the way, like pedophiles do with little girls in
schoolyards, Iran is given the green
light to develop nukes if it just plays nicely, and North
Korea is allowed to have as many nukes as it wants,
miniaturize them, and mount them on ICBMs, without
even a peep coming out of the White House. Tell me, is this President overwhelmed by the world
around him, or what?
The next time you vote for a President, what kind will
you be voting for? Whatever kind it is, get behind them
now, and help promote their cause. A good, vigorous
debate never hurt anyone.
An Archive of War - Part VI
Examples of effective American decision making and leadership, as seen through
If you've been reading along, you know that in this column we give you examples,
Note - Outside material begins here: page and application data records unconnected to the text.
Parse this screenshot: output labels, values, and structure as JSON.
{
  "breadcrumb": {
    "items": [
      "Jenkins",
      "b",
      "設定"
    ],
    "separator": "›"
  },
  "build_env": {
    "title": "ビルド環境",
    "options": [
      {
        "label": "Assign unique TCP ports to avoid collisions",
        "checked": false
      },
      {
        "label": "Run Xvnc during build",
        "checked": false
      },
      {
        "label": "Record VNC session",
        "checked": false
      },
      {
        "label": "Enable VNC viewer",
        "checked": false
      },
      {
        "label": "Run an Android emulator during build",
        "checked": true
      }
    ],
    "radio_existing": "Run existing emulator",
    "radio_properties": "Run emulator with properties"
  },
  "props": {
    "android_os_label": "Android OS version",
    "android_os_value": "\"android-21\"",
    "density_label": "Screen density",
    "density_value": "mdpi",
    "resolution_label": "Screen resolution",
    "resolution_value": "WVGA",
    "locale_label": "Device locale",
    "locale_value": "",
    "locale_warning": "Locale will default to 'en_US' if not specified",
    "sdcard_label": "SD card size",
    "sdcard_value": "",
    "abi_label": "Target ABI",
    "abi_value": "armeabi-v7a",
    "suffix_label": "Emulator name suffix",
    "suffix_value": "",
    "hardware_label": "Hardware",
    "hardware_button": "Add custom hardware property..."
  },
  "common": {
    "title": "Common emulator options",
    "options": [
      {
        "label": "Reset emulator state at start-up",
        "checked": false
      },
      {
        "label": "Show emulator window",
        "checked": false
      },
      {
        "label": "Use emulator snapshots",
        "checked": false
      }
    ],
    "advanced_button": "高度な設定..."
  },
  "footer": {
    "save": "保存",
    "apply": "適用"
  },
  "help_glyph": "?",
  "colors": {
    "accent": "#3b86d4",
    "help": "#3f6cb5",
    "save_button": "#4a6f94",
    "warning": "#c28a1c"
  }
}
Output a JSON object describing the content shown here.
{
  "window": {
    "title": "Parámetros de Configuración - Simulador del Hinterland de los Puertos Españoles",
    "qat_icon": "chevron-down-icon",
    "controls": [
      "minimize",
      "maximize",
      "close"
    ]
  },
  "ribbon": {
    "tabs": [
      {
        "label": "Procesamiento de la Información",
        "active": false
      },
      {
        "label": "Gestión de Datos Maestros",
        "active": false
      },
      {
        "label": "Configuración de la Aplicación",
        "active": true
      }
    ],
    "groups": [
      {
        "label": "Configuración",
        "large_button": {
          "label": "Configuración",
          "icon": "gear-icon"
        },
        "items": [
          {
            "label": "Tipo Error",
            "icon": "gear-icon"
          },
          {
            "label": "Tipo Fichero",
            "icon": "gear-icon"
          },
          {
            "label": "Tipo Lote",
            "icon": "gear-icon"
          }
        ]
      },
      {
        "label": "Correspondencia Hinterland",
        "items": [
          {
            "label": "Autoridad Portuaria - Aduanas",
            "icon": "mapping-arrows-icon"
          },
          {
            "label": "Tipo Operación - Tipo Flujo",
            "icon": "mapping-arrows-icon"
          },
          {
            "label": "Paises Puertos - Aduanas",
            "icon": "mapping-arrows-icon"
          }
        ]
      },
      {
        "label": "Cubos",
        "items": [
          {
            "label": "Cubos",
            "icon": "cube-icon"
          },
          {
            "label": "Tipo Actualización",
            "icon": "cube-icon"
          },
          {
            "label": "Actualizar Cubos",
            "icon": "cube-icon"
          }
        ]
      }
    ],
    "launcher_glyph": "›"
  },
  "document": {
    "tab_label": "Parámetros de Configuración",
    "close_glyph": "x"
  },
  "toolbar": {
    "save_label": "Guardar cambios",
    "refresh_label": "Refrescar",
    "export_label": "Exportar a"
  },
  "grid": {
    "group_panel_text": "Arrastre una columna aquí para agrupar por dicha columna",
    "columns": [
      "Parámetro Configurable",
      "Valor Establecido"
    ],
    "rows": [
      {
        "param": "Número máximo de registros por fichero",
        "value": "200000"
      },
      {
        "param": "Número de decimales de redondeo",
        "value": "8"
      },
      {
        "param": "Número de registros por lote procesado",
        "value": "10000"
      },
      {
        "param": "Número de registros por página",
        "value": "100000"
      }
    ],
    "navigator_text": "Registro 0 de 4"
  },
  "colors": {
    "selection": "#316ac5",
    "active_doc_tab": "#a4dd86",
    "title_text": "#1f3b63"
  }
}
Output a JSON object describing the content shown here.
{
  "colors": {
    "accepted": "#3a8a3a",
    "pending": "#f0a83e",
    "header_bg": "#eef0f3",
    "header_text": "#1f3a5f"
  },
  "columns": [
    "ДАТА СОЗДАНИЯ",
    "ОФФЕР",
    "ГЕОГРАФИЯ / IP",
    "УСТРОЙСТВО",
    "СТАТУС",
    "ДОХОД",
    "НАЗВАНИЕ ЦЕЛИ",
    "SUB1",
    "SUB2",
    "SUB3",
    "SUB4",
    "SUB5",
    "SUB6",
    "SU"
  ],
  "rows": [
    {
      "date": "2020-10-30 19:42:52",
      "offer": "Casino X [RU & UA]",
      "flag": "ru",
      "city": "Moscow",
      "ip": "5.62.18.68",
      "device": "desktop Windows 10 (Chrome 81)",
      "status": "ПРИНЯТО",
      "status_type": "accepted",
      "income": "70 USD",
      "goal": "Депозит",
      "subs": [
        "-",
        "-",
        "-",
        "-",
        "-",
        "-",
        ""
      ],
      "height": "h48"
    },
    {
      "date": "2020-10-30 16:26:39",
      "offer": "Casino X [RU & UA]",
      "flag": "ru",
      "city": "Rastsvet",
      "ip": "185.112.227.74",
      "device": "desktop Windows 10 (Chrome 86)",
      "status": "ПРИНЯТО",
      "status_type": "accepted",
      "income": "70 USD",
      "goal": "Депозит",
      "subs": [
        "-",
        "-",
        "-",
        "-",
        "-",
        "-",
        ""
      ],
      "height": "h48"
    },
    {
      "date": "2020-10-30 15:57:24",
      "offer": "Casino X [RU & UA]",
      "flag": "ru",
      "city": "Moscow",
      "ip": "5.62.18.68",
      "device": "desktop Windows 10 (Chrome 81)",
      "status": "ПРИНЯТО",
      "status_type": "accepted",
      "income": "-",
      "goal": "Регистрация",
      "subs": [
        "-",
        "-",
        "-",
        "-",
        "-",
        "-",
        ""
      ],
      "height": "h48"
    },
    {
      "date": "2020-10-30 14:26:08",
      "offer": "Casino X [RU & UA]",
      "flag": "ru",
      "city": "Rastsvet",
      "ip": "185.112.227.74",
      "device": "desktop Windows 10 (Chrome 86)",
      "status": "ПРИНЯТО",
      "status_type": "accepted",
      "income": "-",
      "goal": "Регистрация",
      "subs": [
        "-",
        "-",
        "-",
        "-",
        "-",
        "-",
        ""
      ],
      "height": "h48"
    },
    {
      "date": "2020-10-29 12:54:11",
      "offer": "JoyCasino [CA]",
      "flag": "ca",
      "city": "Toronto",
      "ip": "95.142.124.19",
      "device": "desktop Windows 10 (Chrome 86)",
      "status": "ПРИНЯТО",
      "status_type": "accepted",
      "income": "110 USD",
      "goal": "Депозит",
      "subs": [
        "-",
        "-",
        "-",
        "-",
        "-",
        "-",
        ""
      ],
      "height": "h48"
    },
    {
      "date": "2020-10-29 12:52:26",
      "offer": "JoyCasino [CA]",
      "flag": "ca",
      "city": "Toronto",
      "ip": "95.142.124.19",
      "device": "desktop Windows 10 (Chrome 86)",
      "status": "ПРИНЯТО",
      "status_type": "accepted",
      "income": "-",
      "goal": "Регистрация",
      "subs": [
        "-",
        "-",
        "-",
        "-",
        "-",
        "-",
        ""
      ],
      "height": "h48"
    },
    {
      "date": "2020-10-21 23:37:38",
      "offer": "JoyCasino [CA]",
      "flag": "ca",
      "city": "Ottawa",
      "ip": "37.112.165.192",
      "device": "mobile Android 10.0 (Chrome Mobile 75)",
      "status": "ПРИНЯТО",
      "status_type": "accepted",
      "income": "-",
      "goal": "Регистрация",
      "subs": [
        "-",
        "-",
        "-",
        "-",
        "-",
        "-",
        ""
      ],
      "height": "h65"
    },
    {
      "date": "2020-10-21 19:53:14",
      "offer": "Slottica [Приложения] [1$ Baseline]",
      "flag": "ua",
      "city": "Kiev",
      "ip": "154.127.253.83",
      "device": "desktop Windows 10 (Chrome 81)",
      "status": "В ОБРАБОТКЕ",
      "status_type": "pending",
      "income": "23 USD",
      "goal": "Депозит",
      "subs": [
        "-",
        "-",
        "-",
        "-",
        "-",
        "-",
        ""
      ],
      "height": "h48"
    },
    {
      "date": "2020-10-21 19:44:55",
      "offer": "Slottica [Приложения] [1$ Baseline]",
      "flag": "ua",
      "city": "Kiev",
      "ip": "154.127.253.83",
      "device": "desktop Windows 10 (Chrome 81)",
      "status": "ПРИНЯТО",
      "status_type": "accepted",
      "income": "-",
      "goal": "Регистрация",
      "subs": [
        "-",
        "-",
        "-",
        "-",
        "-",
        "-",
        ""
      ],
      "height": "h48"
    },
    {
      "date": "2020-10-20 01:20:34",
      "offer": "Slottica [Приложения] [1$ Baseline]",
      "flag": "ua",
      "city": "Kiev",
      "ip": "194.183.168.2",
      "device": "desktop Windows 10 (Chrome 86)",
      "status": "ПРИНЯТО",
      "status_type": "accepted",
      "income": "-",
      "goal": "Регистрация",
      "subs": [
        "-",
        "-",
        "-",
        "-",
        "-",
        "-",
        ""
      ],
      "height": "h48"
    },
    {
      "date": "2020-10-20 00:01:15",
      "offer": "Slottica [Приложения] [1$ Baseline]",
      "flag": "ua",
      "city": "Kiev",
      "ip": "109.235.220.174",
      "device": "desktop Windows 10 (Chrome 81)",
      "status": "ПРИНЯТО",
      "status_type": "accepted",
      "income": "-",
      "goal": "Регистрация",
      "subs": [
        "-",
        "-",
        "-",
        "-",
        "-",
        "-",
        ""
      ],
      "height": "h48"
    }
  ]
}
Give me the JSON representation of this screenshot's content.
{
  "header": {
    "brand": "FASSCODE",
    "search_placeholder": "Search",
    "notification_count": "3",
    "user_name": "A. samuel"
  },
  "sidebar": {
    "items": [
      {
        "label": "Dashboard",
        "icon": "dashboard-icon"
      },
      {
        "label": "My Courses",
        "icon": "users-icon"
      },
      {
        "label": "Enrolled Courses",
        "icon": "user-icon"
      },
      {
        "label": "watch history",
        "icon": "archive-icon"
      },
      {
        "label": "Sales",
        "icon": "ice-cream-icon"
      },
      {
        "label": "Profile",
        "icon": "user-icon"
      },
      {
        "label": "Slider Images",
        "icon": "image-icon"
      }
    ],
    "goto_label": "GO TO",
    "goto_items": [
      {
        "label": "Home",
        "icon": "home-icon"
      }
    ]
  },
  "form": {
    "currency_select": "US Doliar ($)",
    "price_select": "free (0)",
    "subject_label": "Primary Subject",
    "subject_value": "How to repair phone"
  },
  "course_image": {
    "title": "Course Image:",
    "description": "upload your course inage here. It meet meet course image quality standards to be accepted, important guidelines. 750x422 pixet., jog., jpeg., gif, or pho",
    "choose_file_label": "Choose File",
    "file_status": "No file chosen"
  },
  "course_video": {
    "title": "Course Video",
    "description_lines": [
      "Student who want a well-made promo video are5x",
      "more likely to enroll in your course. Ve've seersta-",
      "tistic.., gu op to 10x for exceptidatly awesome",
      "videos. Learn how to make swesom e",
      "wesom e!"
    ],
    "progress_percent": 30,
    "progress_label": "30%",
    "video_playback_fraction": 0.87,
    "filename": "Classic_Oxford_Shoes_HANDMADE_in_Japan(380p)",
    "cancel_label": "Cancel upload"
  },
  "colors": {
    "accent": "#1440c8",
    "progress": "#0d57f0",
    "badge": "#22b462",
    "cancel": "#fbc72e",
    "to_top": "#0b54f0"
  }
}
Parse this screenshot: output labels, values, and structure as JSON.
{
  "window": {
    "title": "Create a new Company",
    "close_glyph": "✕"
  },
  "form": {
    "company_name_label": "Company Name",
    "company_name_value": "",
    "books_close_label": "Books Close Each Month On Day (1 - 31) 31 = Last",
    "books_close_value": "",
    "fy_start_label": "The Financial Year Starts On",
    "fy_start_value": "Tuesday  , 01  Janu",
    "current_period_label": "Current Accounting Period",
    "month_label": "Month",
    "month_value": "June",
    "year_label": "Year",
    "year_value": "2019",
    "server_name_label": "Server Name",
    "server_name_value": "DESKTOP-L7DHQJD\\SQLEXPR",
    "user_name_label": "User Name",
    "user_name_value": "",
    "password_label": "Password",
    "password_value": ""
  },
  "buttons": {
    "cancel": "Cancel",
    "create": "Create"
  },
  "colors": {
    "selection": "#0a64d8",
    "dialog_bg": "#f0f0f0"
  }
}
of how great leaders from America's past provided insight, guidance, lucid
thinking, and leadership during times of trouble. You can see some of those
examples in our Earlier Documents list below.
This month we bring you another one. This time we look at
President Truman's full length explanation—again, in
American people of how he intended to fight the Korean War. Once again, it is a
masterpiece of simplicity and what we have come to call clear headed thinking.
One wonders, where is our current President's written explanation of what his
intentions are with respect to the war waging in Yemen? Or how about his plans
for how to defeat ISIS, rather than just degrade them? Or how he intends to get
Russia to back off and leave the rest of the Ukraine alone, never mind return the
Crimea to the Ukrainians? Or any of the other problems he faces?
Still, let us not just pick on Obama alone. It's not just he that is at fault,
it's the whole damned way the Executive Office functions. It is unaccountable,
beyond measure. With perhaps the exception of George H.W. Bush, America
has had this problem of less than forthcoming Presidents (and Vice Presidents
too... Mr. Cheney...) since Eisenhower left office. Isn't it time things change?
What are we, chopped liver? Don't We The People
deserve to be told what the reasoning is behind the decisions being made, or do
they think us too stupid to understand them? How about putting something in
writing every once in a while? Is that too much to ask?
Take a moment now to read what Truman had to say about how he was going to fight
the Korean War. You'll find it refreshingly honest. One only longs for such a
position paper from the White House today, on any number of critical events...
from reducing police brutality on the streets of America, to stopping government corruption, fixing the
ineptly run government agencies we suffer with, to addressing any of the global
hot spots we warriors are sent to fight in.
And by the way, you might pay attention to the last two paragraphs where he
invokes God. No politically correct wimp here, not Truman. He gave credit where
credit was due.